The protests that ensued in the summer of 2020 because of the murder of Mr. George Perry Floyd (1973-2020) by a white police officer shocked many people. For the first time, it seemed, Canadians were shocked into the realization that racism against Black peoples is real. We came realize that stereotypical views about Black people, what we refer to as anti-Black sentiment, leads to anti-Black racisms, the negative use of power to treat Black people differently, unequally, and often excessively worse than others of different races.
Purpose: Profile two books that shed light on the problem of anti-Black sentiment in Canada and how to end it.
Before Reading: Ask yourself:
- What do I really know about anti-Black sentiment and anti-Black racisms in Canada?
Two Reading Recommendations:
- Visitor: My Life in Canada by Anthony Stewart. Fernwood Publishing, 124 pages.
I arrived in Canada from the USA six years ago to take a position at the University of Waterloo. I would be teaching Black Studies, communication, and English. When I began teaching, white Canadians and some people of colour told me that racism was different in Canada, virtual non-existent. Many pointed to the Multiculturalism Policy as evidence. But one white colleague took me aside and gave me a copy of the book I am recommending here. It changed my perspective. Yes, I racism is different in Canada, because, according to Stewart, it may be worse than in the USA because Canadians overall have not really dealt with it. In this memoir, Anthony Stewart, a university professor, and young Black man, born and raised in Canada, writes about growing up in Canada, his professional career, and his decision to leave Canada, ironically, for the USA. He left Canada because, as a Black person, he always felt like a visitor (thus the title of his book), although he had not lived anywhere else. His book calls Canadians to consider the real questions of what it means to be Black in Canada.
Click here to read a review of Stewart’s book from Literary Review of Canada: A Journal of Ideas, April 2015.
- Until We Are Free: Reflections on Black Lives Matter in Canada, Edited by Rodney Diverlus, Sandy Hudson, and Syrus Marcus Ware, University of Regina Press, 2020.
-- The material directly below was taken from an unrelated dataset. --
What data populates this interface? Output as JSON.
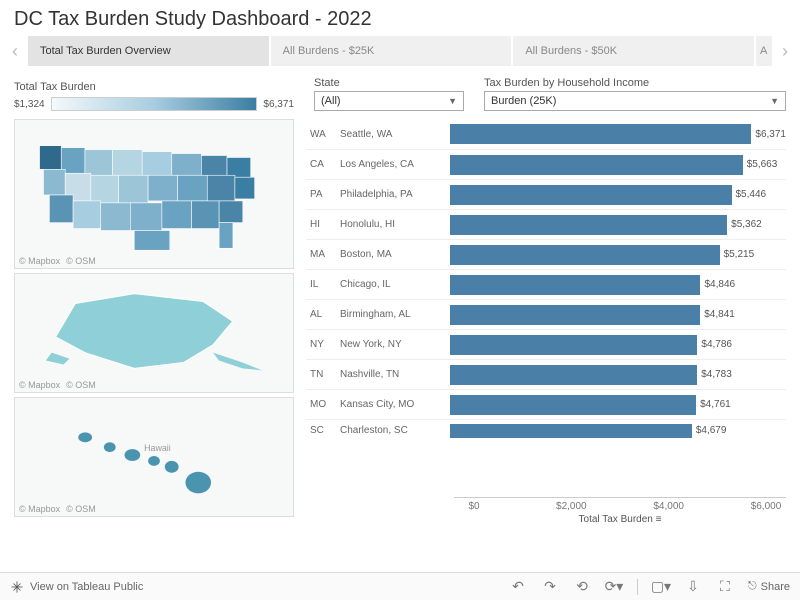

Because I write and speak to the public about race and do anti-racism consulting, I often get asked to write for newspapers, such the Toronto Star and in magazines, such as The Conversation. I also get asked to review and blurb books. In 2020, I was asked to share my thoughts on the book I am recommending here. This book is a collection of essays, poems, and performances by African Canadian writers about the ways in which Canada is also a fertile ground for #Black Lives Matter movement. The writings are moving, inspiring, and often humorous. I wrote the following blurb for this book: “Until We Are Free busts myths of Canadian politeness and niceness, myths that prevent Canadians from properly fulfilling Canada’s dream of multiculturalism and from challenging systemic racism, including the everyday assaults on black and brown bodies. This book needs to be read and put into practice by everyone.” I stand by this assessment, and therefore now commend this book to you for your reading enlightenment and pleasure.
Click here to read a CBC review of Until We Are Free, and listen to an interview with one of the book’s editors.
Action Steps: After reading one of the recommendations, ask yourself:
- What have I learned about anti-Black sentiment and anti-Black racisms in Canada?
- How can I use what I have learned to help intervene into and end anti-Black sentiment and anti-Black racisms in Canada?